§ TASK INSTRUCTIONS
Return each of the entries below word for word.

§ SOURCE DATA
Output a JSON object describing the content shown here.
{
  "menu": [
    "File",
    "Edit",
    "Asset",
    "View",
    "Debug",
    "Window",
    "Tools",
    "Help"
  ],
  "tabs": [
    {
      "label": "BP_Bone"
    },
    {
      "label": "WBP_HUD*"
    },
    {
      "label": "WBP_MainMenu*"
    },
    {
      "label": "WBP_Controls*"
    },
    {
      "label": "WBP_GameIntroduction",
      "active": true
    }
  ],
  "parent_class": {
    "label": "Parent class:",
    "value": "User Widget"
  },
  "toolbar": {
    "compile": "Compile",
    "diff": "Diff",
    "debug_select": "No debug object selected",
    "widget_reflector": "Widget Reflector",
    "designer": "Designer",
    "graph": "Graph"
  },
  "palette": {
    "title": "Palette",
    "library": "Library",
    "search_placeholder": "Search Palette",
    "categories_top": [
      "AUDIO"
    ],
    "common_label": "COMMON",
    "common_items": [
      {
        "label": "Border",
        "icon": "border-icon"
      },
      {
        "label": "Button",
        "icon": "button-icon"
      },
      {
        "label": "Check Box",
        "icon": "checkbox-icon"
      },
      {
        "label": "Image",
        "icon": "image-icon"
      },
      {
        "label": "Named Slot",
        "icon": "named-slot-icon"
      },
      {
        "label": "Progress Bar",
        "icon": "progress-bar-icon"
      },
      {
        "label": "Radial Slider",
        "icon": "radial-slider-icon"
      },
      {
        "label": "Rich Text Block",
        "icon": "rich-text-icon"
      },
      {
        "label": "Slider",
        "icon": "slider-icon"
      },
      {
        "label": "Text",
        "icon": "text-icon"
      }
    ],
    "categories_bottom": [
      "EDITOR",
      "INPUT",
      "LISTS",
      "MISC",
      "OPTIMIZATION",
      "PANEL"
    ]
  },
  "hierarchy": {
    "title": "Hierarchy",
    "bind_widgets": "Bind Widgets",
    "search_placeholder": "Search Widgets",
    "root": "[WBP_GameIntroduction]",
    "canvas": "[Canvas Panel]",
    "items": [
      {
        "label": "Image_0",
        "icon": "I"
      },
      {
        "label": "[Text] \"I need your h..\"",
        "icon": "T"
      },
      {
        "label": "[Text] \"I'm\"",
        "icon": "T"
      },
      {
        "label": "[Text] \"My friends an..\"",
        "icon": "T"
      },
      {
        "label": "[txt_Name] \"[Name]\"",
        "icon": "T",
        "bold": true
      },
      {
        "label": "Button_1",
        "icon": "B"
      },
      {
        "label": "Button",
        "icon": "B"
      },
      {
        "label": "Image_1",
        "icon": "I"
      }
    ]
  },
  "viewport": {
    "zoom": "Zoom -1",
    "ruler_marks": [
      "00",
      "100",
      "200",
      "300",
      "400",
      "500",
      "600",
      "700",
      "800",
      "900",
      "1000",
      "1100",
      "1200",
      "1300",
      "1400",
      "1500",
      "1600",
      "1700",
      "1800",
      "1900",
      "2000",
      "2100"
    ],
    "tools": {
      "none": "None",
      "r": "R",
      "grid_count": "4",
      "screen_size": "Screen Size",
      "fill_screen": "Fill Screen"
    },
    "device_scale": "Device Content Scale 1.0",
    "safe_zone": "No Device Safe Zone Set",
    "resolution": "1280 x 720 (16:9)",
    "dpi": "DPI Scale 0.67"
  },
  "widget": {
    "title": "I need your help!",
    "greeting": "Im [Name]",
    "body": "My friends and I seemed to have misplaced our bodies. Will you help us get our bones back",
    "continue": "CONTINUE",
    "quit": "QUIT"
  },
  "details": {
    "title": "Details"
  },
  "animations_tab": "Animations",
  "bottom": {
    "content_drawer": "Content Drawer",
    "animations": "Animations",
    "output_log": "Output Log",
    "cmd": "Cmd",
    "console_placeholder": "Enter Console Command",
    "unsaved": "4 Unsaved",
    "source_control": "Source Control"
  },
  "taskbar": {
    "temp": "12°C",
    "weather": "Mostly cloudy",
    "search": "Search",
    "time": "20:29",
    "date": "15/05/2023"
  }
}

§ YOUR RESPONSE
Output a JSON object describing the content shown here.
{
  "menu": [
    "File",
    "Edit",
    "Asset",
    "View",
    "Debug",
    "Window",
    "Tools",
    "Help"
  ],
  "tabs": [
    {
      "label": "BP_Bone"
    },
    {
      "label": "WBP_HUD*"
    },
    {
      "label": "WBP_MainMenu*"
    },
    {
      "label": "WBP_Controls*"
    },
    {
      "label": "WBP_GameIntroduction",
      "active": true
    }
  ],
  "parent_class": {
    "label": "Parent class:",
    "value": "User Widget"
  },
  "toolbar": {
    "compile": "Compile",
    "diff": "Diff",
    "debug_select": "No debug object selected",
    "widget_reflector": "Widget Reflector",
    "designer": "Designer",
    "graph": "Graph"
  },
  "palette": {
    "title": "Palette",
    "library": "Library",
    "search_placeholder": "Search Palette",
    "categories_top": [
      "AUDIO"
    ],
    "common_label": "COMMON",
    "common_items": [
      {
        "label": "Border",
        "icon": "border-icon"
      },
      {
        "label": "Button",
        "icon": "button-icon"
      },
      {
        "label": "Check Box",
        "icon": "checkbox-icon"
      },
      {
        "label": "Image",
        "icon": "image-icon"
      },
      {
        "label": "Named Slot",
        "icon": "named-slot-icon"
      },
      {
        "label": "Progress Bar",
        "icon": "progress-bar-icon"
      },
      {
        "label": "Radial Slider",
        "icon": "radial-slider-icon"
      },
      {
        "label": "Rich Text Block",
        "icon": "rich-text-icon"
      },
      {
        "label": "Slider",
        "icon": "slider-icon"
      },
      {
        "label": "Text",
        "icon": "text-icon"
      }
    ],
    "categories_bottom": [
      "EDITOR",
      "INPUT",
      "LISTS",
      "MISC",
      "OPTIMIZATION",
      "PANEL"
    ]
  },
  "hierarchy": {
    "title": "Hierarchy",
    "bind_widgets": "Bind Widgets",
    "search_placeholder": "Search Widgets",
    "root": "[WBP_GameIntroduction]",
    "canvas": "[Canvas Panel]",
    "items": [
      {
        "label": "Image_0",
        "icon": "I"
      },
      {
        "label": "[Text] \"I need your h..\"",
        "icon": "T"
      },
      {
        "label": "[Text] \"I'm\"",
        "icon": "T"
      },
      {
        "label": "[Text] \"My friends an..\"",
        "icon": "T"
      },
      {
        "label": "[txt_Name] \"[Name]\"",
        "icon": "T",
        "bold": true
      },
      {
        "label": "Button_1",
        "icon": "B"
      },
      {
        "label": "Button",
        "icon": "B"
      },
      {
        "label": "Image_1",
        "icon": "I"
      }
    ]
  },
  "viewport": {
    "zoom": "Zoom -1",
    "ruler_marks": [
      "00",
      "100",
      "200",
      "300",
      "400",
      "500",
      "600",
      "700",
      "800",
      "900",
      "1000",
      "1100",
      "1200",
      "1300",
      "1400",
      "1500",
      "1600",
      "1700",
      "1800",
      "1900",
      "2000",
      "2100"
    ],
    "tools": {
      "none": "None",
      "r": "R",
      "grid_count": "4",
      "screen_size": "Screen Size",
      "fill_screen": "Fill Screen"
    },
    "device_scale": "Device Content Scale 1.0",
    "safe_zone": "No Device Safe Zone Set",
    "resolution": "1280 x 720 (16:9)",
    "dpi": "DPI Scale 0.67"
  },
  "widget": {
    "title": "I need your help!",
    "greeting": "Im [Name]",
    "body": "My friends and I seemed to have misplaced our bodies. Will you help us get our bones back",
    "continue": "CONTINUE",
    "quit": "QUIT"
  },
  "details": {
    "title": "Details"
  },
  "animations_tab": "Animations",
  "bottom": {
    "content_drawer": "Content Drawer",
    "animations": "Animations",
    "output_log": "Output Log",
    "cmd": "Cmd",
    "console_placeholder": "Enter Console Command",
    "unsaved": "4 Unsaved",
    "source_control": "Source Control"
  },
  "taskbar": {
    "temp": "12°C",
    "weather": "Mostly cloudy",
    "search": "Search",
    "time": "20:29",
    "date": "15/05/2023"
  }
}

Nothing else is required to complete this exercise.